§ EXERCISE INPUTS:
====

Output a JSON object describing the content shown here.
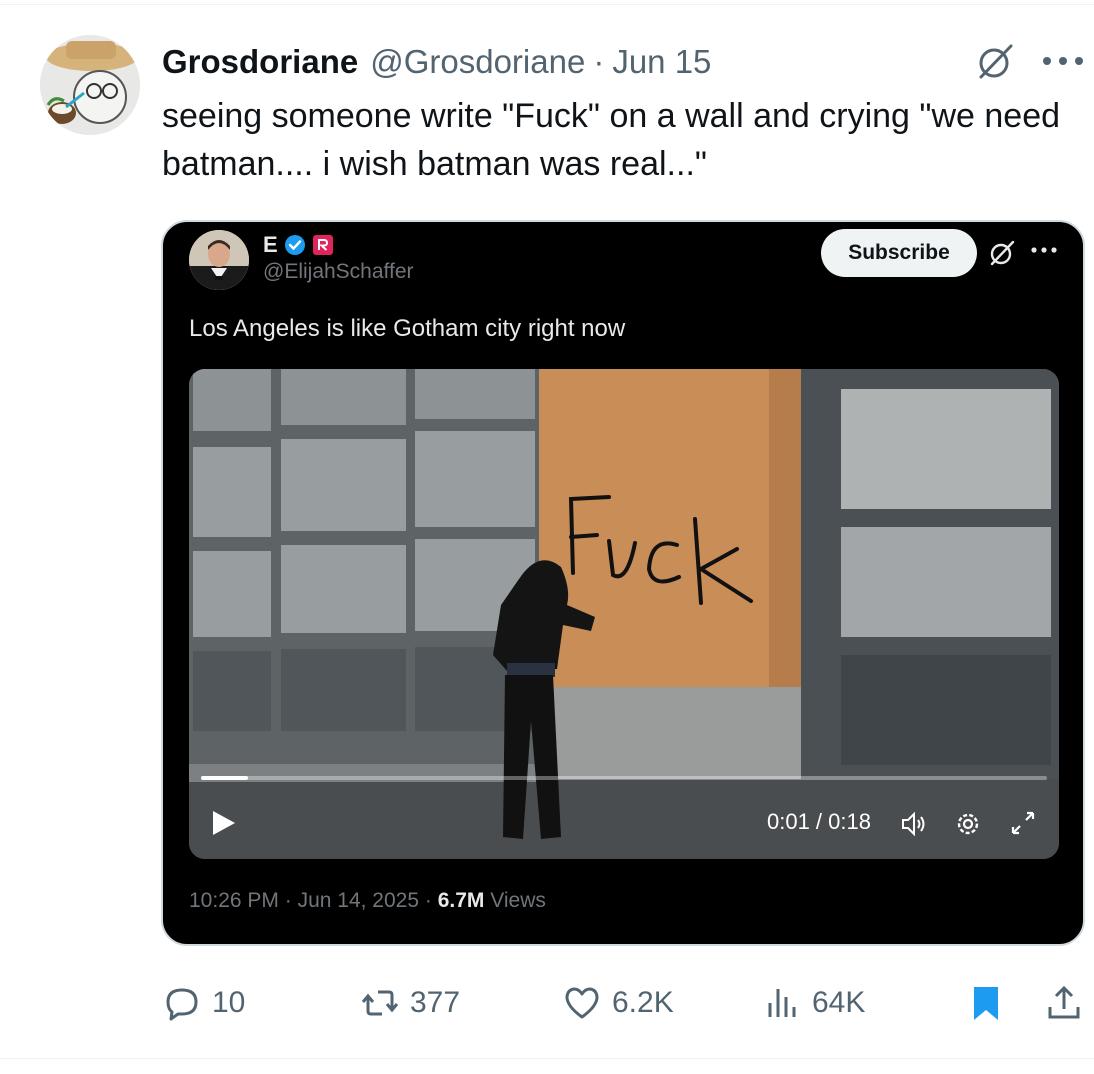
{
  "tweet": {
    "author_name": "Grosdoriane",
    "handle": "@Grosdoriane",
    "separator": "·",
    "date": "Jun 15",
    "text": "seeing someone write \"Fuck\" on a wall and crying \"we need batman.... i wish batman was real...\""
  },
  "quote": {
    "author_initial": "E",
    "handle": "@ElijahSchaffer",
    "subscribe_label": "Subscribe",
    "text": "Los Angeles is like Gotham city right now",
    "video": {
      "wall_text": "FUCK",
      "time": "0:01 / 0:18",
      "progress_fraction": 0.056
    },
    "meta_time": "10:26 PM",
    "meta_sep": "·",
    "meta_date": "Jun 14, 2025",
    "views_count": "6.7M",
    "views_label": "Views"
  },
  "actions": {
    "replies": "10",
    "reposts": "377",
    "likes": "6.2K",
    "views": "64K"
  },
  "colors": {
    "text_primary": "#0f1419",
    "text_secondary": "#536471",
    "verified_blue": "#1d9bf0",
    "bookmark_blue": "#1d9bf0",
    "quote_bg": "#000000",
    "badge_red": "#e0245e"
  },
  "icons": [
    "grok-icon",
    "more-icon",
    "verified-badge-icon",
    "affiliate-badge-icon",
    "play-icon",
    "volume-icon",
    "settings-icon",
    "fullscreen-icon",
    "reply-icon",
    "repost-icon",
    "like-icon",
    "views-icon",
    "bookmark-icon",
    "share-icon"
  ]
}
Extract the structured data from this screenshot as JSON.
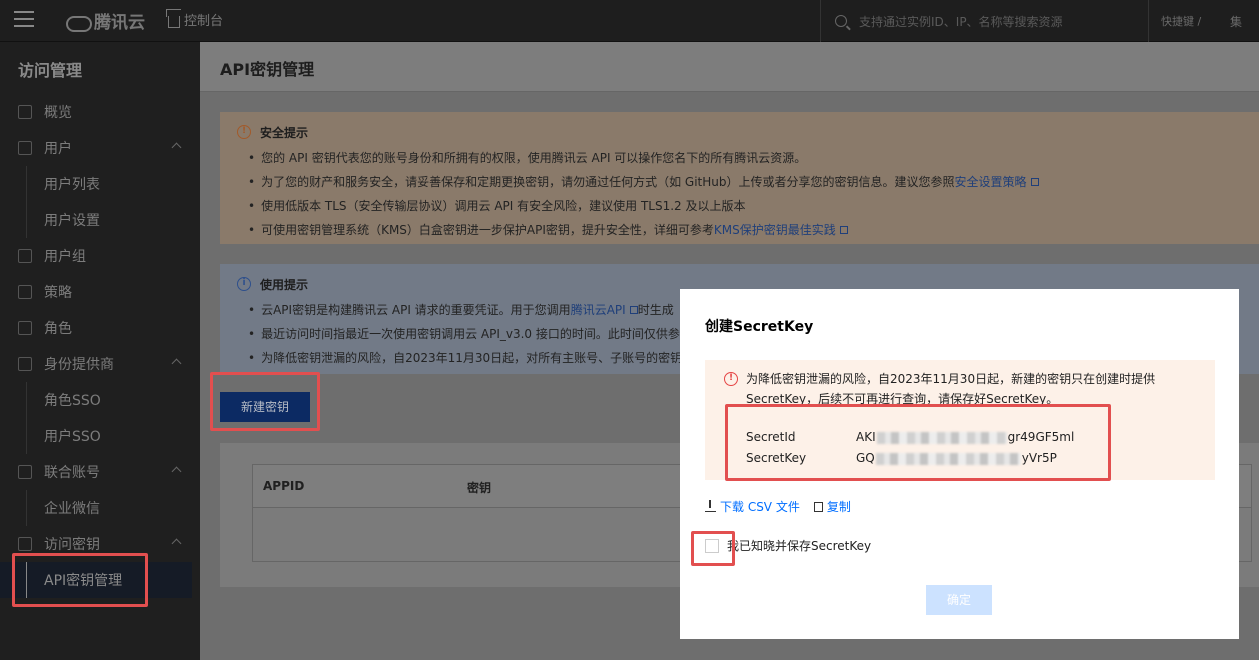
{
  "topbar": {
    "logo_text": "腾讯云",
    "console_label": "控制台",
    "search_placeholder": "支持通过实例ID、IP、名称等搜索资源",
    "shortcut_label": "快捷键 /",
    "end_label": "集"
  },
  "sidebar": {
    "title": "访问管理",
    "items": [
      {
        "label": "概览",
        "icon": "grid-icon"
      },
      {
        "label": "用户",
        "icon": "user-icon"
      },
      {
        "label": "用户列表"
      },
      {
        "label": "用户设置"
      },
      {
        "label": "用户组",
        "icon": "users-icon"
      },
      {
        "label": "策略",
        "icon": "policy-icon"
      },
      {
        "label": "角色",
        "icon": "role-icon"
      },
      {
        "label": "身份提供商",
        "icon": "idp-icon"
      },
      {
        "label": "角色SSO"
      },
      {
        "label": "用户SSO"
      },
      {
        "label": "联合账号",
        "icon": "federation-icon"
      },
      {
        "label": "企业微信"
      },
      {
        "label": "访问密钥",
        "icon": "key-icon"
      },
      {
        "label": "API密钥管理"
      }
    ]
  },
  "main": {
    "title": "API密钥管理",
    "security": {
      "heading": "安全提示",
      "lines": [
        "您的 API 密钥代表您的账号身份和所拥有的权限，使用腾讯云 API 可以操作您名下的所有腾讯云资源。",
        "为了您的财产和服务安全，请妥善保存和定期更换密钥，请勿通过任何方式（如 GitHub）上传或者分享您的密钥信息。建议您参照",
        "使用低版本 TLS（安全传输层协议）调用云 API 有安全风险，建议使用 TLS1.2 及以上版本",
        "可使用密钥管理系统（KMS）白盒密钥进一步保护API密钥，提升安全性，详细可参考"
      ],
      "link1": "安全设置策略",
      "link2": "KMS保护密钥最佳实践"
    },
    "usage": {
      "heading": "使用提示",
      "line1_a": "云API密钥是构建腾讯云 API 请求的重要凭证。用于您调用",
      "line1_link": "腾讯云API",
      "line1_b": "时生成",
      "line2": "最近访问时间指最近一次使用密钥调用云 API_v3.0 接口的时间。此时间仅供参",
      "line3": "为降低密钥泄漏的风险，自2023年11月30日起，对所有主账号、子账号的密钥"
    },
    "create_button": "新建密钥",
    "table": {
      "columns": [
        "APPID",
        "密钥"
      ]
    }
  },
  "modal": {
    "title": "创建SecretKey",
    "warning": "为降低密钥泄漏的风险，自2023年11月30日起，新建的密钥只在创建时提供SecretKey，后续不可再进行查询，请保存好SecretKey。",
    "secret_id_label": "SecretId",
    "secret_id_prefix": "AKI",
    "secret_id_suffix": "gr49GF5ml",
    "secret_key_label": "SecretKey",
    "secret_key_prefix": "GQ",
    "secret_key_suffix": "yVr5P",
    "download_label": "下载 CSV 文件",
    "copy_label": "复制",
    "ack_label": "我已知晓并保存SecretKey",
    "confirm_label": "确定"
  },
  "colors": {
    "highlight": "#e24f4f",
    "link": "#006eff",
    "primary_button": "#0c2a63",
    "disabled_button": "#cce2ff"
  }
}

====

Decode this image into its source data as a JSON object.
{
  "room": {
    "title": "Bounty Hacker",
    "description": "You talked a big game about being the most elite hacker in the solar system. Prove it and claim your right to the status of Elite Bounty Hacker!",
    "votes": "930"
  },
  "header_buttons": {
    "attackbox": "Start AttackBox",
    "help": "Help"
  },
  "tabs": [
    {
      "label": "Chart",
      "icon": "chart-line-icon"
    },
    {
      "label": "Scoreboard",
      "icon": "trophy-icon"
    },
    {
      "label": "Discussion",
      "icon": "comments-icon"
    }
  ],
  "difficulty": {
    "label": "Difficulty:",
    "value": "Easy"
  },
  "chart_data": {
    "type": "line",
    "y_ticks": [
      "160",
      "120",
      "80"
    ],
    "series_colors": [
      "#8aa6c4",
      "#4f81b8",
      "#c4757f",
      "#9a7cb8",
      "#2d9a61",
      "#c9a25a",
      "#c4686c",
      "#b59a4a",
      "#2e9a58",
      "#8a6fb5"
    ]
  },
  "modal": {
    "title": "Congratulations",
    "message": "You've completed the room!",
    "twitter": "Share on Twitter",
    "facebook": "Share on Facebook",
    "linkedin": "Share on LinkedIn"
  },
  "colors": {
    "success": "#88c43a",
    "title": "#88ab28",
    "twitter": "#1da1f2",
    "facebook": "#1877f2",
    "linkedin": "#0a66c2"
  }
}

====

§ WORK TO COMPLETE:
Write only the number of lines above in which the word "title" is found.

§ TASK SOLUTION:
6